I recently was asked to speak about “When Life Gives You Lemons” by a friend to a group of women in her church group. She wanted the focus to be on how we can find happiness and peace even in the midst of difficulty. I remember thinking: “Sure, I can do that!” But, then came the preparation. I procrastinated…and procrastinated. I found myself caught in the mire of pessimism.
There were not any big events that created this in me; no terrible trial or difficulty. It was a build-up of little things.
Pessimism is sneaky. It creeps in a little at a time, and pretends to protect you — keeping you safe from the big, bad world. But, I have found pessimism prevents me from feeling happiness; from finding and keeping joy in my life. So, when the irritations of life come — those little pebbles in your shoe — pessimism makes pebbles into mountains.
The first pebble was small, and I didn’t stop to shake it out. Then a few more. I put a bandaid on and kept on walking. Another pebble gets stuck. This one breaks the skin a little bit.
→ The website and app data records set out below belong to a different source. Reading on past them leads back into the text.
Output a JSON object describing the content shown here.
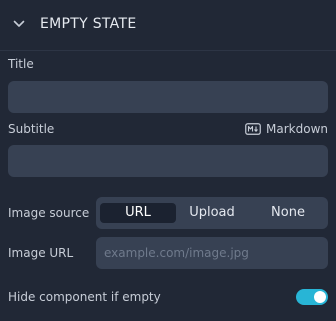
{
  "section": {
    "title": "EMPTY STATE",
    "chevron_icon": "chevron-down-icon"
  },
  "fields": {
    "title_label": "Title",
    "title_value": "",
    "subtitle_label": "Subtitle",
    "subtitle_value": "",
    "markdown_hint": "Markdown",
    "markdown_icon": "markdown-icon"
  },
  "image_source": {
    "label": "Image source",
    "options": [
      "URL",
      "Upload",
      "None"
    ],
    "selected": "URL"
  },
  "image_url": {
    "label": "Image URL",
    "value": "",
    "placeholder": "example.com/image.jpg"
  },
  "hide_if_empty": {
    "label": "Hide component if empty",
    "enabled": true
  },
  "colors": {
    "background": "#212836",
    "input": "#374153",
    "accent": "#28b5d6"
  }
}
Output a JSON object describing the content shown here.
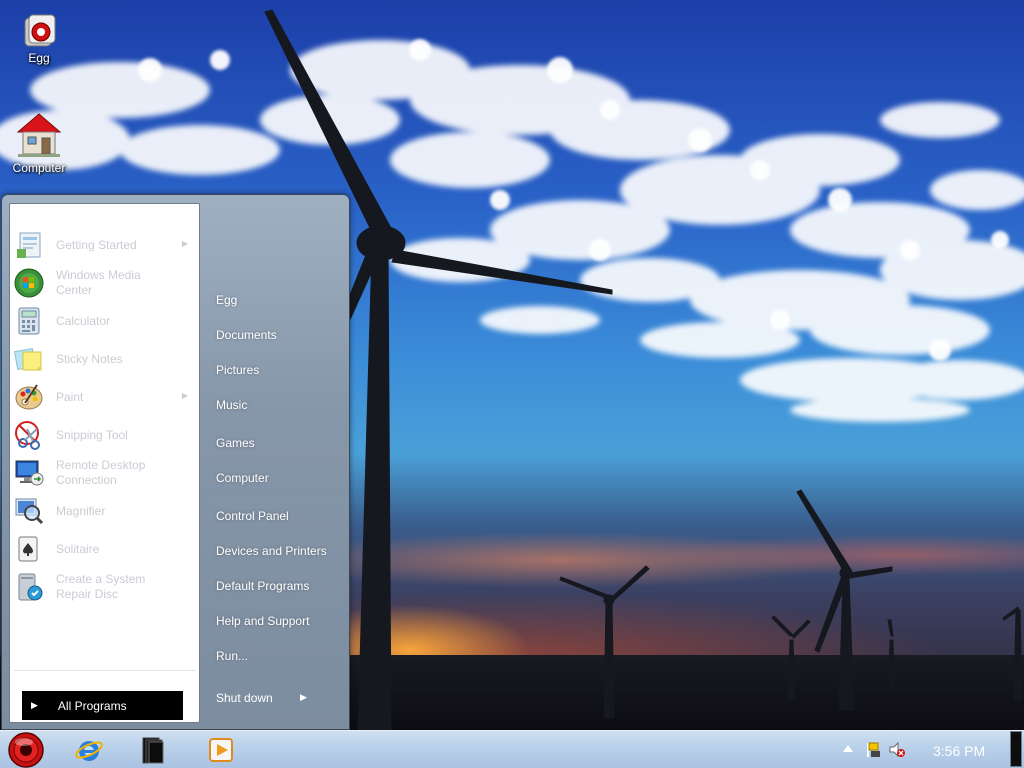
{
  "desktop": {
    "icons": [
      {
        "label": "Egg",
        "icon": "egg-app-icon"
      },
      {
        "label": "Computer",
        "icon": "computer-house-icon"
      }
    ]
  },
  "start_menu": {
    "programs": [
      {
        "label": "Getting Started",
        "icon": "getting-started-icon",
        "has_submenu": true
      },
      {
        "label": "Windows Media Center",
        "icon": "windows-media-center-icon",
        "has_submenu": false
      },
      {
        "label": "Calculator",
        "icon": "calculator-icon",
        "has_submenu": false
      },
      {
        "label": "Sticky Notes",
        "icon": "sticky-notes-icon",
        "has_submenu": false
      },
      {
        "label": "Paint",
        "icon": "paint-palette-icon",
        "has_submenu": true
      },
      {
        "label": "Snipping Tool",
        "icon": "snipping-tool-icon",
        "has_submenu": false
      },
      {
        "label": "Remote Desktop Connection",
        "icon": "remote-desktop-icon",
        "has_submenu": false
      },
      {
        "label": "Magnifier",
        "icon": "magnifier-icon",
        "has_submenu": false
      },
      {
        "label": "Solitaire",
        "icon": "solitaire-icon",
        "has_submenu": false
      },
      {
        "label": "Create a System Repair Disc",
        "icon": "repair-disc-icon",
        "has_submenu": false
      }
    ],
    "all_programs": "All Programs",
    "places": [
      {
        "label": "Egg"
      },
      {
        "label": "Documents"
      },
      {
        "label": "Pictures"
      },
      {
        "label": "Music"
      },
      {
        "label": "Games"
      },
      {
        "label": "Computer"
      },
      {
        "label": "Control Panel"
      },
      {
        "label": "Devices and Printers"
      },
      {
        "label": "Default Programs"
      },
      {
        "label": "Help and Support"
      },
      {
        "label": "Run..."
      }
    ],
    "shutdown_label": "Shut down"
  },
  "taskbar": {
    "start_icon": "start-orb-icon",
    "pinned": [
      {
        "icon": "internet-explorer-icon"
      },
      {
        "icon": "libraries-folder-icon"
      },
      {
        "icon": "media-player-icon"
      }
    ],
    "tray": {
      "icons": [
        "show-hidden-icons-icon",
        "action-center-flag-icon",
        "volume-muted-icon"
      ],
      "clock": "3:56 PM"
    }
  },
  "colors": {
    "taskbar": "#b9d0ea",
    "menu_right_pane": "#8797aa",
    "all_programs_bg": "#000000",
    "disabled_text": "#c9cdd3"
  }
}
And suddenly it feels overwhelming.
Stupid pebbles! Why do I always get pebbles in my shoes?!
This is so hard! I can’t handle this today.
I think many of us question, “Why me?” when little irritations enter our lives. But, pessimism truly does have an effect on your mindset, your well-being, and your progress. I loved this quote by Winston Churchill:
As the time came closer to give the talk, I decided I needed to buckle down and stop procrastinating. I found myself drawn to constants that I know to be true: gratitude, service, self-care, and living a Christ-centered life.
You see, I know those things make me feel better. I know it, but sometimes the pebbles just become so irritating, distracting and overwhelming that I forget to practice truths. In the midst of the distractions of life, the busyness that keeps me from remembering what really matters, I lost track of the peace and gratitude that keeps my head above water, and holes out of my shoes.
Sometimes when the pebbles come, I forget to check for holes. And, that is the trouble with pessimism. Pessimism rarely helps you solve a problem, because pessimism is focused on finding problems…everywhere. That is truly the gift of pessimism: you can find a problem wherever you look. But, pessimism’s focus is on finding problems, not solving them. And, an unresolved problem is exactly that: a problem.Pessimism's focus is finding problems, not solving them. Click To Tweet
So, I looked pessimism straight in the eye and said, “What can I do to make this better?” I had to start by looking for holes in my shoes. There were a few small ones that were allowing the irritations of life to become bigger than what they were. I needed a few patches; a little self-care, a little gratitude, and some help from others around me.
When a pebble gets stuck in your shoe for a very long time, it creates unnecessary wounds, and I needed a little healing.
When you feel the pebbles of life’s irritations in your shoes, make sure you check for holes!
Our world today is more and more focused on the negative: the disagreements, the offenses, the evils, the terrors and horrors of life. I am not saying we cannot and should not grieve or feel sadness. We must have both happy and sad, light and dark, joy and sorrow, to appreciate its opposite. But, I don’t want to sit in a bathtub of negativity until my fingers get all wrinkly. I want to choose joy, hope and light.
I have always loved the poem “The Road Not Taken” by Robert Frost. I love that we all get to choose our own path in this life. We all have opportunity to fight for and make our own way. I hope that as I grow older and wiser that I can teach my own children that I took the path less traveled by. I hope I can show them that I chose goodness, optimism and strength even in the very face of negativity, distraction, and evil disguised as good.